|Lack of communication or coordination among team members can lead to conflicts during code integration.
|Encourage frequent communication, establish clear guidelines for branch management.
|Slow feedback loops on test results
|Lengthy test execution times delay feedback on potential issues, affecting overall development speed.
|Prioritize critical tests, leverage parallel/distributed testing, utilize efficient frameworks.
|Difficulty in maintaining a stable build
|Frequent code merges from multiple branches require careful handling to avoid conflicts and regressions.
|Define naming conventions for branches, enforce regular merges/rebases, use version control tools.
In conclusion, while implementing continuous integration may present certain challenges, they are not insurmountable with proper planning and adherence to best practices. Overcoming these hurdles leads to improved collaboration, enhanced visibility into code health, expedited time-to-market, and higher-quality software products.
Transitioning seamlessly into “The Future of Continuous Integration,” organizations must remain proactive in adapting their CI processes as technology evolves and new trends emerge.
The Future of Continuous Integration

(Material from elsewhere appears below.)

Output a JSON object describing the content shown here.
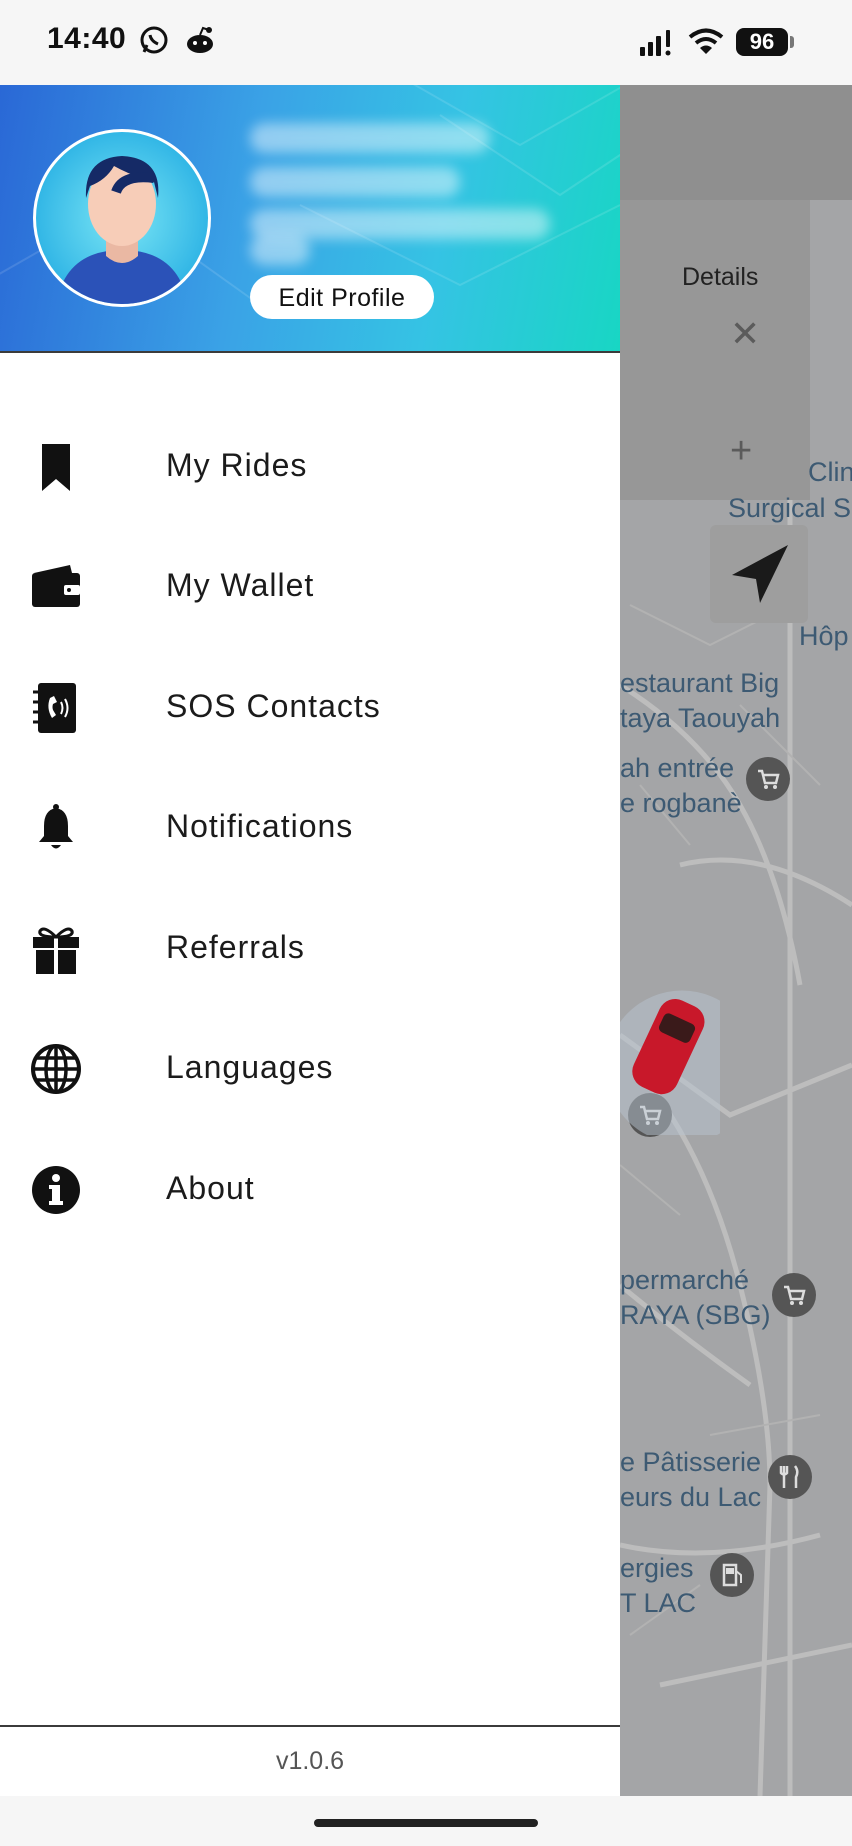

Continuous integration (CI) is a crucial process in software development that enables teams to integrate code changes frequently and detect issues early on. However, despite its numerous benefits, CI also presents several challenges for organizations aiming to adopt this practice effectively.

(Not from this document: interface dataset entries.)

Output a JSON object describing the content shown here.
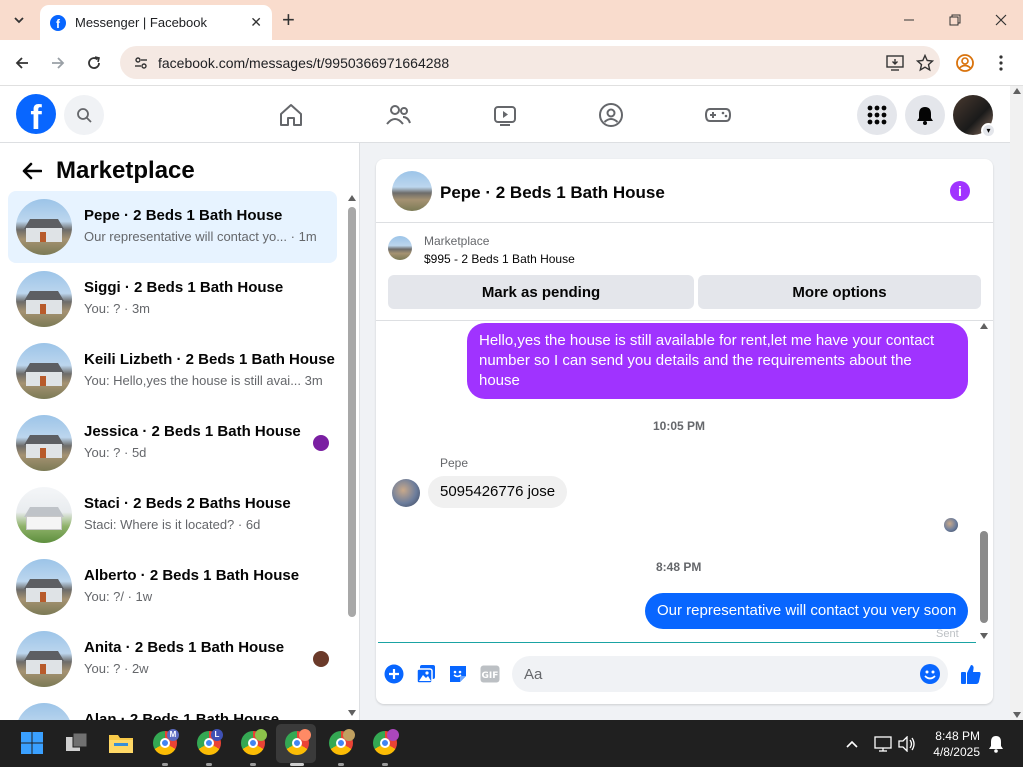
{
  "browser": {
    "tab_title": "Messenger | Facebook",
    "url": "facebook.com/messages/t/9950366971664288"
  },
  "fb_nav": {
    "logo_letter": "f"
  },
  "left_panel": {
    "title": "Marketplace",
    "conversations": [
      {
        "name": "Pepe · 2 Beds 1 Bath House",
        "preview": "Our representative will contact yo... · 1m",
        "active": true
      },
      {
        "name": "Siggi · 2 Beds 1 Bath House",
        "preview": "You: ? · 3m"
      },
      {
        "name": "Keili Lizbeth · 2 Beds 1 Bath House",
        "preview": "You: Hello,yes the house is still avai... 3m"
      },
      {
        "name": "Jessica · 2 Beds 1 Bath House",
        "preview": "You: ? · 5d",
        "seen_color": "#7a1fa2"
      },
      {
        "name": "Staci · 2 Beds 2 Baths House",
        "preview": "Staci: Where is it located? · 6d"
      },
      {
        "name": "Alberto · 2 Beds 1 Bath House",
        "preview": "You: ?/ · 1w"
      },
      {
        "name": "Anita · 2 Beds 1 Bath House",
        "preview": "You: ? · 2w",
        "seen_color": "#6b3a2a"
      },
      {
        "name": "Alan · 2 Beds 1 Bath House",
        "preview": ""
      }
    ]
  },
  "chat": {
    "title": "Pepe · 2 Beds 1 Bath House",
    "listing_source": "Marketplace",
    "listing_title": "$995 - 2 Beds 1 Bath House",
    "mark_pending_label": "Mark as pending",
    "more_options_label": "More options",
    "messages": {
      "outgoing_1": "Hello,yes the house is still available for rent,let me have your contact number   so I can send you details and the requirements about the house",
      "timestamp_1": "10:05 PM",
      "sender_name": "Pepe",
      "incoming_1": "5095426776 jose",
      "timestamp_2": "8:48 PM",
      "outgoing_2": "Our representative will contact you very soon",
      "sent_label": "Sent"
    },
    "composer_placeholder": "Aa",
    "accent_color": "#a033ff"
  },
  "taskbar": {
    "time": "8:48 PM",
    "date": "4/8/2025",
    "chrome_badges": [
      "M",
      "L",
      "",
      "",
      "",
      ""
    ]
  }
}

One significant challenge faced in continuous integration is the complexity of managing dependencies between different components or modules within a software project. For instance, consider a hypothetical case where an e-commerce platform decides to implement CI. The platform consists of various interconnected modules such as product inventory management, order processing, and payment gateway integration. When integrating frequent code changes across these modules, ensuring that all dependencies are properly resolved becomes critical. Failure to do so can lead to runtime errors or inconsistent behavior within the system.

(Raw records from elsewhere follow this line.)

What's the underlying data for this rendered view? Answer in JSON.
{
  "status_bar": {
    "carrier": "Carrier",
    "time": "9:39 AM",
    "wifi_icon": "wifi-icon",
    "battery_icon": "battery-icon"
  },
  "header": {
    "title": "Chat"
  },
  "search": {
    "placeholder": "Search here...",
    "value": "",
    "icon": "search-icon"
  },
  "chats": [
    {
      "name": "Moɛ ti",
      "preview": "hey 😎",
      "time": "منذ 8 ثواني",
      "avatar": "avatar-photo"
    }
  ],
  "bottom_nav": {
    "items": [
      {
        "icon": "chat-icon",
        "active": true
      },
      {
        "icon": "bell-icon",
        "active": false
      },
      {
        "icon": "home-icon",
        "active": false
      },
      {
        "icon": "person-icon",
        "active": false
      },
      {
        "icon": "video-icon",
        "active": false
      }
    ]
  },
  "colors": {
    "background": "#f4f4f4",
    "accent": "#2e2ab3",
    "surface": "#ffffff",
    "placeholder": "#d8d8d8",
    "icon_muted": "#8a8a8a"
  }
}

Another challenge lies in maintaining consistent test environments throughout the CI pipeline. With each code change triggering automatic testing, it is imperative to have reliable and reproducible test environments available at all times. Deviating from standardized configurations may result in false positives or negatives during testing, leading to incorrect assumptions about the quality of the integrated code.
Furthermore, one must address the issue of ensuring adequate test coverage during continuous integration. While running automated tests after every code change provides valuable feedback quickly, there is always a risk of missing out on specific scenarios due to limited resources or time constraints. Organizations need to strike a balance between comprehensive testing and efficient turnaround times when adopting CI practices.
To overcome these challenges and reap the full benefits of continuous integration, organizations should consider implementing strategies such as:
- Establishing clear guidelines for module interdependencies.
- Utilizing containerization technologies like Docker for creating portable test environments.
- Implementing effective monitoring systems to track test coverage metrics.
- Investing in robust infrastructure capable of handling parallelized testing.
By addressing these challenges head-on and leveraging appropriate techniques and tools, organizations can enhance their adoption of continuous integration successfully.
|Establish clear guidelines
|for module interdependencies
|behavior across modules
|Reliable and reproducible
|technologies like Docker
|Implement effective monitoring
|Increased confidence in
|systems for tracking
|test coverage metrics
In conclusion, continuous integration brings numerous advantages to software development teams but also poses challenges that must be addressed. By managing dependencies effectively, ensuring consistent test environments, and maintaining comprehensive test coverage, organizations can navigate these hurdles successfully. Embracing strategies such as establishing guidelines, using containerization technologies, implementing monitoring systems, and investing in robust infrastructure will pave the way towards a seamless adoption of continuous integration practices.